Premenstrual syndrome/tension (PMS, PMT) in an umbrella term for various symptoms that many women of childbearing age experience before periods.

It is poorly understood condition and often dismissed by the medical profession, but it can seriously affect women’s quality of life.

What are the symptoms of premenstrual syndrome?

Emotional Behavioural Physical
Tension Appetite changes and food cravings Weight gain related to fluid retention
Anxiety Trouble falling asleep Breast tenderness
Low mood Social withdrawal Abdominal bloating
Crying spells Poor concentration Joint or muscle pain
Mood swings Acne flare-ups
Irritability Fatigue
Anger Headaches
Constipation or diarrhea

What causes premenstrual syndrome?

The cause is not poorly understood, but several factors may contribute:

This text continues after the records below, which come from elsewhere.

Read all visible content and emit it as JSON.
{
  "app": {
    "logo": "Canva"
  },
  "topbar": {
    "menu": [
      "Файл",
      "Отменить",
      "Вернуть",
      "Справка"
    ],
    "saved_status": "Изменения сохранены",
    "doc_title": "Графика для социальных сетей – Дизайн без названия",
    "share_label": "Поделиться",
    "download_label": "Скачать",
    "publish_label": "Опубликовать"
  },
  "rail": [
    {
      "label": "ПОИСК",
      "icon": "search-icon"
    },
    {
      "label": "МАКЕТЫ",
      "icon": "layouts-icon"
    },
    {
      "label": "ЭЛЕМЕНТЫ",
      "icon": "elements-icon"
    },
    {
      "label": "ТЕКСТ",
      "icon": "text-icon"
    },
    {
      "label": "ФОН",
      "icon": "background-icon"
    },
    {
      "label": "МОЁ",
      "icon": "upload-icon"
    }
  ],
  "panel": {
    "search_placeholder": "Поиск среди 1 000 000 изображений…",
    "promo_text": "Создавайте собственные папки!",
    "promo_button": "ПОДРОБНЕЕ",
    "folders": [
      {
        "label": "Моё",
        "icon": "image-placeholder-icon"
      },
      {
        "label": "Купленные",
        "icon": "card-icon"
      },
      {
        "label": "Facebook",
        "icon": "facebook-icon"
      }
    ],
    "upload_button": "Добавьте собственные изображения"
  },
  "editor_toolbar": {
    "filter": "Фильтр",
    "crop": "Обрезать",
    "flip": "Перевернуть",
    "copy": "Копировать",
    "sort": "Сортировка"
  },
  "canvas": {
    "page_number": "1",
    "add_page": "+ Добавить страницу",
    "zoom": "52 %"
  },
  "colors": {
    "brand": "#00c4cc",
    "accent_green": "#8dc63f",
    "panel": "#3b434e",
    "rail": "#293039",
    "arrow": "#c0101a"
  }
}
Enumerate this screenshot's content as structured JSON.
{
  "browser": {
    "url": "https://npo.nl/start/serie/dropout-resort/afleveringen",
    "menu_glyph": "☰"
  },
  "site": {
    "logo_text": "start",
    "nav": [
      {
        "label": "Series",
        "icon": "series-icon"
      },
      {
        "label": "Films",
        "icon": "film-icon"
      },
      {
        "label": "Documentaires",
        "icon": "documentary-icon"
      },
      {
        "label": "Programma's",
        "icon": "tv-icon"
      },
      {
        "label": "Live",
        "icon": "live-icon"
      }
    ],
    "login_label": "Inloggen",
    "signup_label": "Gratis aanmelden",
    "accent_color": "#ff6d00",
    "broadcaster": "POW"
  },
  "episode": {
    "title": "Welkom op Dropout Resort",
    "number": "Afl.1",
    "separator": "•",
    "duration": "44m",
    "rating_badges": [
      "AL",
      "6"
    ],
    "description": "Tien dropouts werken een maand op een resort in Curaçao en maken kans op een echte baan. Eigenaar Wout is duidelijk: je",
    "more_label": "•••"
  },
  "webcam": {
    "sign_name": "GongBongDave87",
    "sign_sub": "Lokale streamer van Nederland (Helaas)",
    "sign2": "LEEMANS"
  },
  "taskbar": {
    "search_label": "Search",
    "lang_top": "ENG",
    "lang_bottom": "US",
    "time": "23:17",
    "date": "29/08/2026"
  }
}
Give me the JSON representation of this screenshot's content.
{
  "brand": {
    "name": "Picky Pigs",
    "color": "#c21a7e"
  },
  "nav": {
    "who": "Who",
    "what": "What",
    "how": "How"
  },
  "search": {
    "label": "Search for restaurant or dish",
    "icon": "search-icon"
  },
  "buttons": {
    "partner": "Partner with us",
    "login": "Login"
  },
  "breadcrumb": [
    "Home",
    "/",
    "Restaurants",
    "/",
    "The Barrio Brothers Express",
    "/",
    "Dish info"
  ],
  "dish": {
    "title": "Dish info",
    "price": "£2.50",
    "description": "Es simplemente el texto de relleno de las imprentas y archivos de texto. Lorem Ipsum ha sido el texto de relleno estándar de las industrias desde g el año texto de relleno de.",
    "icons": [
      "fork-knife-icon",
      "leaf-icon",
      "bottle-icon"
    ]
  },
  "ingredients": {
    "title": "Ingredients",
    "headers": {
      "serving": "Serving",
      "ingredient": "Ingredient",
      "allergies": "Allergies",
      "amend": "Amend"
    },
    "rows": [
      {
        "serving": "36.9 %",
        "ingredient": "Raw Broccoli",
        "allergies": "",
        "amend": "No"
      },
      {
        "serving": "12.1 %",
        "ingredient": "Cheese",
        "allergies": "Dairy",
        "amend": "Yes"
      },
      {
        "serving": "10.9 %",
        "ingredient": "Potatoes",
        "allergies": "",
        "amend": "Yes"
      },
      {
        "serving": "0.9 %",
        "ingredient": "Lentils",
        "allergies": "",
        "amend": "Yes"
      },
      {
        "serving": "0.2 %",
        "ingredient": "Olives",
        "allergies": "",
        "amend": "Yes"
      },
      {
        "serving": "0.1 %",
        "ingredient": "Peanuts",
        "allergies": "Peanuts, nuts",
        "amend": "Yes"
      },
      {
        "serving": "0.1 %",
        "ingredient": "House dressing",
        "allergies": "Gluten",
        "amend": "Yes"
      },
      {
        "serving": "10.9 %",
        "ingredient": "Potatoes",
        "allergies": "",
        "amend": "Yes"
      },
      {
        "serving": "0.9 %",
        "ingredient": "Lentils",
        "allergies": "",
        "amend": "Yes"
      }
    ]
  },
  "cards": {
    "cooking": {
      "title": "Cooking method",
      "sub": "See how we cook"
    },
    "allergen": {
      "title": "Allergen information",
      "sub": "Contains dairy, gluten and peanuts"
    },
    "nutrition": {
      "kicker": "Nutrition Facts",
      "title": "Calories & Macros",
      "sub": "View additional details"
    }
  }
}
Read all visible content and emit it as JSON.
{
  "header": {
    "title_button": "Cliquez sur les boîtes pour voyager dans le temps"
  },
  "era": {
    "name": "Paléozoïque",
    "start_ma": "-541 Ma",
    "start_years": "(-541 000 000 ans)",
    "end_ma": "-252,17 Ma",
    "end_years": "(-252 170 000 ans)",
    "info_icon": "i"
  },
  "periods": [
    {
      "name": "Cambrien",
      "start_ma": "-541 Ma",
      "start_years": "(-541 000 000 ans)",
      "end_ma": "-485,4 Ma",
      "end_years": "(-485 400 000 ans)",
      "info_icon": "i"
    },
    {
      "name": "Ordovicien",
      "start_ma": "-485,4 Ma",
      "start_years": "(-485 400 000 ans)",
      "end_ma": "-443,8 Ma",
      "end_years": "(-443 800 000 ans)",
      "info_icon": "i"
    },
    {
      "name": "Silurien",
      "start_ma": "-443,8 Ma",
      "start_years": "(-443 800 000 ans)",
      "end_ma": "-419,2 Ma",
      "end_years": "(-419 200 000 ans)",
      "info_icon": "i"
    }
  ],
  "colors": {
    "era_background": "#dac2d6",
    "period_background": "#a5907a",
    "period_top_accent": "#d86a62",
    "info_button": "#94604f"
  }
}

  • Imbalance in hormones.Signs and symptoms of premenstrual syndrome change with hormonal fluctuations and disappear with pregnancy and menopause.
  • Chemical changes in the brain.Fluctuations and low levels of serotonin, a brain chemical (neurotransmitter) that is thought to play a crucial role in mood state and may contribute to premenstrual depression, as well as to fatigue, food cravings and sleep problems.


What can you do to help?

Many symptoms can respond to lifestyle changes. (hyperlink to rcog.org.uk) There are many things that YOU can do to promote the hormone balance:

  • Food and drink – a healthy, balanced diet is key to overall wellbeing, not just PMS.
    • Increase fiber in your diet from vegetables, fruit, nuts, seeds, beans, and whole grains. Two tablespoons of ground flax seeds a day are especially helpful in correcting constipation and balancing hormones.
    • Increase omega-3 fats by eating more wild fish like mackerel, sardines, herring, and wild salmon, as well as omega-3 eggs and walnuts.
    • Reduce trans and hydrogenated fats (mainly found in processed foods like biscuits and ready meals).
    • Reducing salt intake may reduce fluid retention.
    • Reducing refined carbohydrates, sugar and processed foods will help balance blood sugar levels and may help with mood swings.
    • Reducing caffeine (tea, coffee, cola, cocoa, chocolate etc) can help with breast tenderness. Try peppermint tea and chamomile tea instead.
    • Reducing alcohol intake may help with tiredness and sleeping difficulties.
  • Rest. Try abdominal breathing (hyperlink to guysandstthomas.nhs.uk) or meditation (hyperlink bemindfulonline.com), even if it is only 10 minutes a day. Review and free up your diary to allow time to rest and relax. Prioritise yourself, work on your boundaries and learn how to say no.
  • Exercise. Women who exercise regularly say they experience fewer PMS symptoms.
    • Try doing 30 minutes of exercise every day of something (that includes walking and taking the stairs).
    • Choose something that you enjoy, may be a dance class or a swimming lesson.
    • Consider including mind-body practices like yoga and tai chi. For long-lasting balance.
  • Sleep – getting enough (8 hours/night) sleep is essential to keep your hormones balanced. Prioritise your sleep and follow sleep hygiene rules (hyperlink beh-mht.nhs.uk)
    • If you are having trouble.
  • Environment – reduce hormone mimicking substances in your environment
    • Eat organic food whenever possible, especially animal products and “the dirty dozen” fruit and vegetables.
    • Switch to minimal ingredients, organic beauty products to avoid hormone-disturbing chemicals like phthalates.
    • Swap plastic bottles and food containers for glass (especially if you heat you food up in them) to reduce your exposure to BPA, another hormone mimicker.


Are there ways to cope whilst my hormones are rebalancing?

  • Observe your symptoms: The more you observe and tune into your body, the more you get to understand what is happening. This may relieve some of the anxiety and make you feel empowered.
  • Record the symptoms. It may be useful to keep a symptom diary and a period calendar (hyperlink srfmr.org) . Note the days you feel irritable, low, or anxious, or experience any other PMS symptoms and the relationship to the start of the period. Once you see a pattern, you can choose take extra rest and sleep when symptoms are expected.
  • Talk about your symptoms with your family, friends or partner. It will help them to understand how you are feeling and make you feel supported.

When will I feel the difference?

Due to the cyclical nature of PMS, it may take 2-3 cycles to assess whether any treatments/interventions had an effect. Try to stay patient and hopeful. There are many ways to help and it is a matter of finding the best treatment strategy!

The most effective approach to treating PMS naturally generally includes a combination of the above lifestyle modifications and an individual prescription of homeopathic remedies and herbal and nutritional supplements. For help with managing PMS naturally, please contact 01962 856310 or email enquiries@thenaturalpractice.com to book an appointment.

Distressed Photo by Nick Karvounis on Unsplash
Vegetable Photo by Monika Grabkowska on Unsplash
Rest Photo by Jacob Townsend on Unsplash